● **Instructions for the task**:
Pull out every line with the word "protocol" from the entries below.

● **Data for processing**:
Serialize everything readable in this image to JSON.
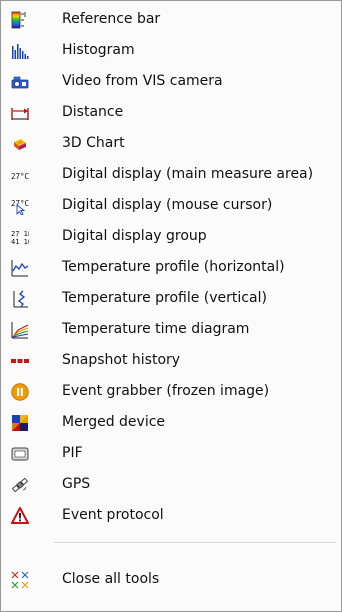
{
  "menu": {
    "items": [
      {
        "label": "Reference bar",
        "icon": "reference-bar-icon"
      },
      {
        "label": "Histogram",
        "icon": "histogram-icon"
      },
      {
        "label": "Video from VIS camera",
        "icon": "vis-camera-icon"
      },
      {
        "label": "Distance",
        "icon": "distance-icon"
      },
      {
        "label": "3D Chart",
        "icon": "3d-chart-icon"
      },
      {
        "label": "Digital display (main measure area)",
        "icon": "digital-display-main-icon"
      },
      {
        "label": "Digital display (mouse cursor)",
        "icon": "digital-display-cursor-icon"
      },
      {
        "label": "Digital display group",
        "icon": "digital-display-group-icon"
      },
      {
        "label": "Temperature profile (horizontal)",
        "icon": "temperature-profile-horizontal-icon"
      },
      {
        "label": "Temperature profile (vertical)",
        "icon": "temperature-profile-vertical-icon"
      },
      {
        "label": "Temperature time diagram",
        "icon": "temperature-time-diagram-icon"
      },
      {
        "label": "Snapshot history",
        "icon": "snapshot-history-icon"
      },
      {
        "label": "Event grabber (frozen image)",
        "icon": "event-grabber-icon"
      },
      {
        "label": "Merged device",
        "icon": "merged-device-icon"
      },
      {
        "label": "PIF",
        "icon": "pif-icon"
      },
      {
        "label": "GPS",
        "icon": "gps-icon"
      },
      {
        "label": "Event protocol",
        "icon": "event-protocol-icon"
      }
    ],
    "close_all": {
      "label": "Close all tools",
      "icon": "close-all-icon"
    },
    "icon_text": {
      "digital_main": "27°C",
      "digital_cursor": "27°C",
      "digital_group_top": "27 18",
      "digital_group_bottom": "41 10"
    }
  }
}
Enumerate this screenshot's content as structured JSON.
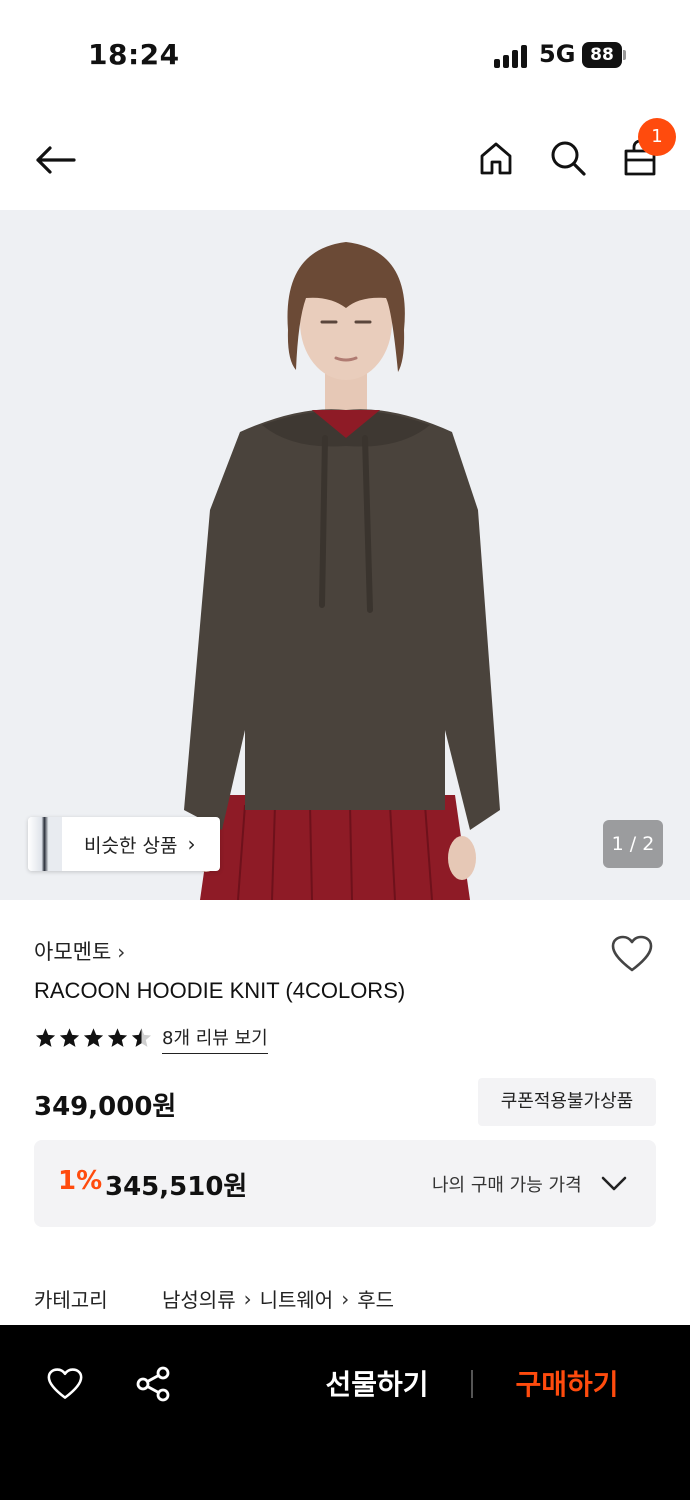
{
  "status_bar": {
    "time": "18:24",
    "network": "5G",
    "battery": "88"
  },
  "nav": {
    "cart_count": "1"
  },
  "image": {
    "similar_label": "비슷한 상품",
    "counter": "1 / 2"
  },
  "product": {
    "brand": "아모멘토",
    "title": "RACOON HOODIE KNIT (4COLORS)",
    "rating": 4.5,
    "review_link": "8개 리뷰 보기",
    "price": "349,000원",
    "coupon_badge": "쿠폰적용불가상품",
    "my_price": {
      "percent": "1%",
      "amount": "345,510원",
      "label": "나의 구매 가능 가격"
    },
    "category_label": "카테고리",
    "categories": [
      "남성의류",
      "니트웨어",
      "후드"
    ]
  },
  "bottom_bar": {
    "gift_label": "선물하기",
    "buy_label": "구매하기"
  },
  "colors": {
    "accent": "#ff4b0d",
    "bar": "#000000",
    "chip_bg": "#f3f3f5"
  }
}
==
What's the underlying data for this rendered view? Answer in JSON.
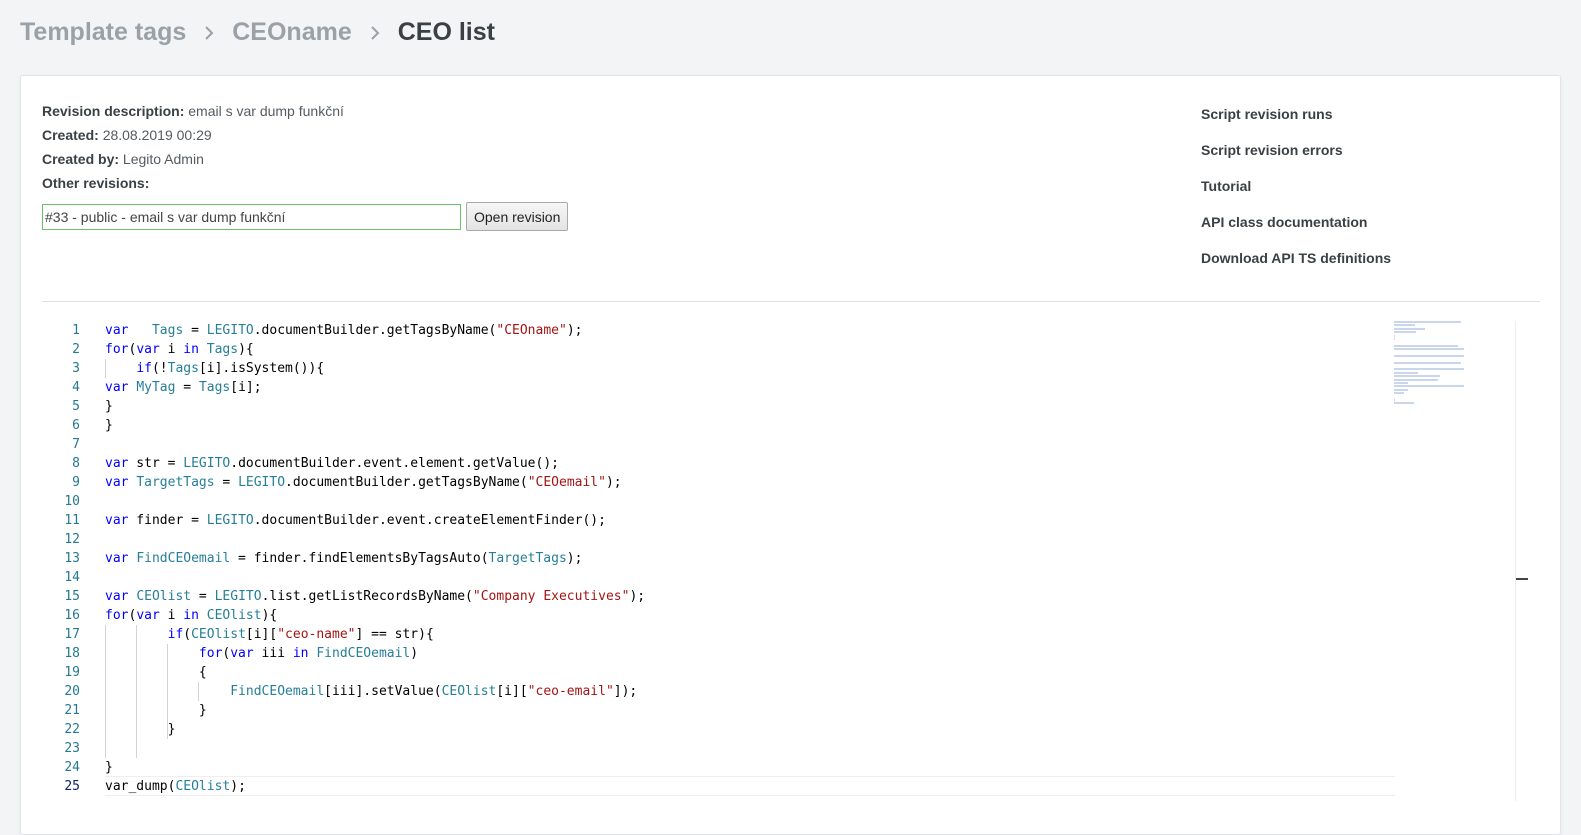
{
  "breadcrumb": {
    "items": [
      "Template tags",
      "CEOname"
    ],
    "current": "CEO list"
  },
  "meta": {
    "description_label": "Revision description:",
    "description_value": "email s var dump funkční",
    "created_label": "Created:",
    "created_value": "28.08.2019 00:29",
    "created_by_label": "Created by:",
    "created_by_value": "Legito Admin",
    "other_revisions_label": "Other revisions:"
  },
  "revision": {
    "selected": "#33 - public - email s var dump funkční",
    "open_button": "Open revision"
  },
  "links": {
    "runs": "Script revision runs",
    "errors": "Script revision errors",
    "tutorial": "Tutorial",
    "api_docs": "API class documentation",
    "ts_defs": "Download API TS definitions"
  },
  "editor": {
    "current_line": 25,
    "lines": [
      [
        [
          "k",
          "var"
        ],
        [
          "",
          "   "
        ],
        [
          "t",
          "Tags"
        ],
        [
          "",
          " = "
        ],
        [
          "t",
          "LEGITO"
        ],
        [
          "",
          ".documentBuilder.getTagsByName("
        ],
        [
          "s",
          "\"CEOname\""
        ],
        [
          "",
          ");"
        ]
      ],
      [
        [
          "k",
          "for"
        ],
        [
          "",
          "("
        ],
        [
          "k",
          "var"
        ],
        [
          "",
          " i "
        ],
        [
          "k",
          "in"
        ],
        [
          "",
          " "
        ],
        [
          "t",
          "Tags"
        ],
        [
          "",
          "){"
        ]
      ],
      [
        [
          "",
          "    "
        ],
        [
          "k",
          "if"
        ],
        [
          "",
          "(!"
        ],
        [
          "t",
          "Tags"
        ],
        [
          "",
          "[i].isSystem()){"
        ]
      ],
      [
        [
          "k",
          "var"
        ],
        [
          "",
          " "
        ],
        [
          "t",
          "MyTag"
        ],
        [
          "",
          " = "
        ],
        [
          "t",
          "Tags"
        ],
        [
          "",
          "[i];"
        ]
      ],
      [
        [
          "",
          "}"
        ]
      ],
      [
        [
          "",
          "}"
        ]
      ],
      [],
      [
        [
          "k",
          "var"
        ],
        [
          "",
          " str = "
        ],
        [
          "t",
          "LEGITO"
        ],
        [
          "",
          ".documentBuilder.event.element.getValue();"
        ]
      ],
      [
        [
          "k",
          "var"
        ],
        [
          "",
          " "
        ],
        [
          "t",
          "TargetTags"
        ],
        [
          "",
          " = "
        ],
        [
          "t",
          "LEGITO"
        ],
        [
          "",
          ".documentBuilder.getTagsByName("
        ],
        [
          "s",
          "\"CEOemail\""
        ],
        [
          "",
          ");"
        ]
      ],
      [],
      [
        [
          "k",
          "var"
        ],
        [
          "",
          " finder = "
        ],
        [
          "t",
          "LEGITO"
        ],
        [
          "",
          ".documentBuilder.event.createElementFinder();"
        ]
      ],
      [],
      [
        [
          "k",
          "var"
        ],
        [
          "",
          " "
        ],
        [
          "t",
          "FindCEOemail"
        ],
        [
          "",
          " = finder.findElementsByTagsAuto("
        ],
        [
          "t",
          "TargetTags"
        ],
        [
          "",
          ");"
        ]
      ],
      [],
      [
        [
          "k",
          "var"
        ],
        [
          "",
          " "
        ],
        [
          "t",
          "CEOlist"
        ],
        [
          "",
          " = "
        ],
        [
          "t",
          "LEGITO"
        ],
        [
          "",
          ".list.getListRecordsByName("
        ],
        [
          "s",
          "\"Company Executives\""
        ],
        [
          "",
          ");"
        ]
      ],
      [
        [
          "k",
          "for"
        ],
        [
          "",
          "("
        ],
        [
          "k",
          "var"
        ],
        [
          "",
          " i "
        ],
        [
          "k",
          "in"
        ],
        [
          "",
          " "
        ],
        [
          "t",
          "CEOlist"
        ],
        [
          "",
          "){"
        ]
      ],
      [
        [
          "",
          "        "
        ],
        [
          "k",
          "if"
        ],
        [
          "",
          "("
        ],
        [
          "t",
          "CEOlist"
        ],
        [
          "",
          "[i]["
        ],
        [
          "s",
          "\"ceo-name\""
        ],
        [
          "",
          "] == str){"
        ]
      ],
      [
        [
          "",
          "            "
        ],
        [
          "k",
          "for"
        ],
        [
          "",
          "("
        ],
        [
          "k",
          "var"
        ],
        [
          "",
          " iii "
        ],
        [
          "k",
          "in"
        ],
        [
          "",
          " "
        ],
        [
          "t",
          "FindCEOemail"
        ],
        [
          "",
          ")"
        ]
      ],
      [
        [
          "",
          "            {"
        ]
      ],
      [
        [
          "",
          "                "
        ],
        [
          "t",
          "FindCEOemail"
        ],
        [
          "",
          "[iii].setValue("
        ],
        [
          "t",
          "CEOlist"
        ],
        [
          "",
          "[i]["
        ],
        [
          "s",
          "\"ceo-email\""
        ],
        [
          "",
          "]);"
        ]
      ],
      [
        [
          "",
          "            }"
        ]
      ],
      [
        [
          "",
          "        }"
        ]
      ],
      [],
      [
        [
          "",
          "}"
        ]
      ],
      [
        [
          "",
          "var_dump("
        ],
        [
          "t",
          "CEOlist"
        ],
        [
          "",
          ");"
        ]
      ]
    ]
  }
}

● **Completed exercise**:
        "label": "Event protocol",
        "icon": "event-protocol-icon"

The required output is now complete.